Of course, you can only control yourself, and just because you listen fully and focus on understanding and compromise, that doesn’t guarantee they will as well. But most people are more apt to open their minds when someone has offered them the same courtesy.
8. Boundaries are meant to protect your well-being, not close off your heart.
My relationship with my ex clearly revealed to me my inability to set effective boundaries. I let him walk all over me, which worsened my already fragile self-esteem.
As I mentioned before, partners work as a team in healthy relationships, and teams work best when there are clear boundaries—when both people clearly communicate what they’re comfortable with and say no when they need to. The intention of setting boundaries is not to close off your heart or limit your love, but to ensure there is respect and greater understanding.
You need to first recognize and understand your feelings in order to set boundaries and realize when those boundaries are crossed. Vague or unrealistic boundaries can alienate you from your partner, which is why you must be clear so no misunderstandings arise.
What do you like or dislike? What are your preferences? Where should the line be drawn and what actions would cross that line?
You must think about how to please yourself too, not just other people. It is your right to say no as much yes, and voice your needs.
Boundaries don’t lessen your love, but serve to protect you from situations that threaten your love, feelings, and well-being. Partners who respect each other’s boundaries ask permission first, take each other’s feelings into account, show gratitude, and respect differences.
9. The most precious gift is time (and attention).
All too often we give our precious time to things, tasks, and people that don’t enrich our lives. We work overtime every day instead of going home to our loved ones or we spend hours on social media instead of talking to our partners.

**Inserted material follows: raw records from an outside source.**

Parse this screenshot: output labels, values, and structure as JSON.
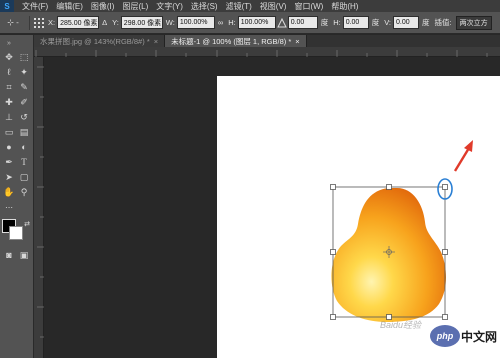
{
  "app": {
    "logo": "S"
  },
  "menubar": {
    "items": [
      "文件(F)",
      "编辑(E)",
      "图像(I)",
      "图层(L)",
      "文字(Y)",
      "选择(S)",
      "滤镜(T)",
      "视图(V)",
      "窗口(W)",
      "帮助(H)"
    ]
  },
  "options": {
    "tool_label": "⊹ -",
    "x_label": "X:",
    "x_value": "285.00 像素",
    "delta_symbol": "Δ",
    "y_label": "Y:",
    "y_value": "298.00 像素",
    "w_label": "W:",
    "w_value": "100.00%",
    "link_symbol": "∞",
    "h_label": "H:",
    "h_value": "100.00%",
    "angle_value": "0.00",
    "angle_unit": "度",
    "hskew_label": "H:",
    "hskew_value": "0.00",
    "hskew_unit": "度",
    "vskew_label": "V:",
    "vskew_value": "0.00",
    "vskew_unit": "度",
    "interp_label": "插值:",
    "interp_value": "两次立方"
  },
  "tabs": [
    {
      "label": "水果拼图.jpg @ 143%(RGB/8#) *",
      "close": "×",
      "active": false
    },
    {
      "label": "未标题-1 @ 100% (图层 1, RGB/8) *",
      "close": "×",
      "active": true
    }
  ],
  "watermark": {
    "baidu": "Baidu经验",
    "php_badge": "php",
    "cn_text": "中文网"
  },
  "colors": {
    "transform_circle": "#2a7fd4",
    "arrow": "#e03a2a",
    "fruit_light": "#ffd84a",
    "fruit_dark": "#f07a10"
  }
}
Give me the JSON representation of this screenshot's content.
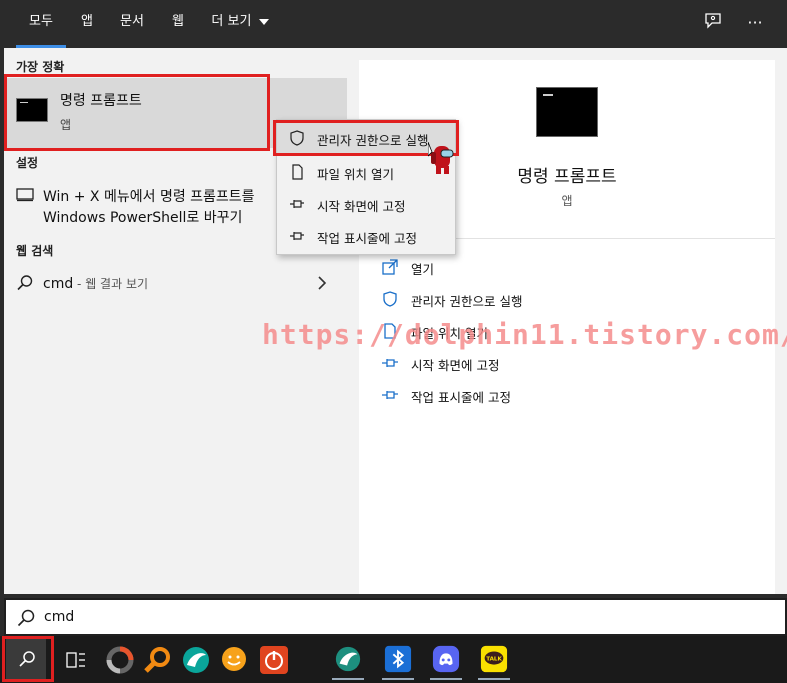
{
  "tabs": [
    {
      "label": "모두",
      "active": true
    },
    {
      "label": "앱"
    },
    {
      "label": "문서"
    },
    {
      "label": "웹"
    },
    {
      "label": "더 보기"
    }
  ],
  "topbar_icons": [
    "feedback-icon",
    "more-options-icon"
  ],
  "more_options_label": "···",
  "left": {
    "best_match_heading": "가장 정확",
    "best_match_title": "명령 프롬프트",
    "best_match_sub": "앱",
    "settings_heading": "설정",
    "settings_line1": "Win + X 메뉴에서 명령 프롬프트를",
    "settings_line2": "Windows PowerShell로 바꾸기",
    "web_heading": "웹 검색",
    "web_query": "cmd",
    "web_suffix": " - 웹 결과 보기"
  },
  "context_menu": [
    {
      "label": "관리자 권한으로 실행",
      "icon": "shield-icon"
    },
    {
      "label": "파일 위치 열기",
      "icon": "file-icon"
    },
    {
      "label": "시작 화면에 고정",
      "icon": "pin-icon"
    },
    {
      "label": "작업 표시줄에 고정",
      "icon": "pin-icon"
    }
  ],
  "right": {
    "title": "명령 프롬프트",
    "subtitle": "앱",
    "actions": [
      {
        "label": "열기",
        "icon": "open-icon"
      },
      {
        "label": "관리자 권한으로 실행",
        "icon": "shield-icon"
      },
      {
        "label": "파일 위치 열기",
        "icon": "file-icon"
      },
      {
        "label": "시작 화면에 고정",
        "icon": "pin-icon"
      },
      {
        "label": "작업 표시줄에 고정",
        "icon": "pin-icon"
      }
    ]
  },
  "watermark": "https://dolphin11.tistory.com/",
  "search": {
    "value": "cmd"
  },
  "taskbar": [
    "search-icon",
    "task-view-icon",
    "app-ring-icon",
    "magnifier-app-icon",
    "dolphin-app-icon",
    "smile-chat-icon",
    "power-app-icon",
    "dolphin-app-icon",
    "bluetooth-app-icon",
    "discord-icon",
    "kakaotalk-icon"
  ],
  "kakaotalk_label": "TALK",
  "colors": {
    "accent": "#3d8ee6",
    "highlight_red": "#e02020",
    "link_blue": "#1a6fc9"
  }
}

When we give time to our loved ones, we show them clearly that they matter to us. When we spend time on our relationship, we show that we value it and our partner.
In the same way, when we give time ourselves, we reinforce that we matter. Whether we enjoy a hobby, sleep, or read a book, it’s time well invested. Self-care always needs moments of solitude and reflection. We all have the right to spend time alone.
When the time comes to look back on our lives, we are likely to regret working long hours in a job we didn’t like, or people pleasing those who did not care for us or appreciate our efforts. We will never regret the moments we spent with our loved ones and friends, doing things we enjoyed, or moments spent taking good care of ourselves.
Choose wisely who and what you give your time and attention to; it really is the most precious gift you have.
10. Forgiveness opens our hearts.
Grudges, regrets, and resentment poison relationships and lives. They steal our present moments and keep us imprisoned in the past. It takes more energy to be angry and full of resentment than to forgive, and that energy is damaging and toxic.
None of us can change our past experiences, but we can change our perception of them. When we choose to see our past hurts, betrayals, and mistakes as valuable learning tools, we’re better able to forgive others as well as ourselves. Forgiveness is incredibly empowering and it frees us to focus on the present moment.
We really do forgive for our sake, no one else’s. It is an act of strength and an essential part of healing because it releases our pain and, crucially, releases the hold the experience once had on us.
When my ex turned up unexpectedly several months after we split up seeking reconciliation with me, I of course refused but I also forgave him and wished him well.
Our conversation that day was an important part of closing that chapter of my life and moving forward, and hopefully it was the same for him too.
I was determined to not let my relationship with my ex cast a shadow over the rest of my life, and instead wanted to learn from it so that I wouldn’t repeat the same patterns in the future.
And I succeeded.
Today I have strong self-esteem and know how to set healthy boundaries in my relationships. I’ve been happily married for many years to a wonderful man who believes in these ten rules as much as I do.
And that’s made all the difference.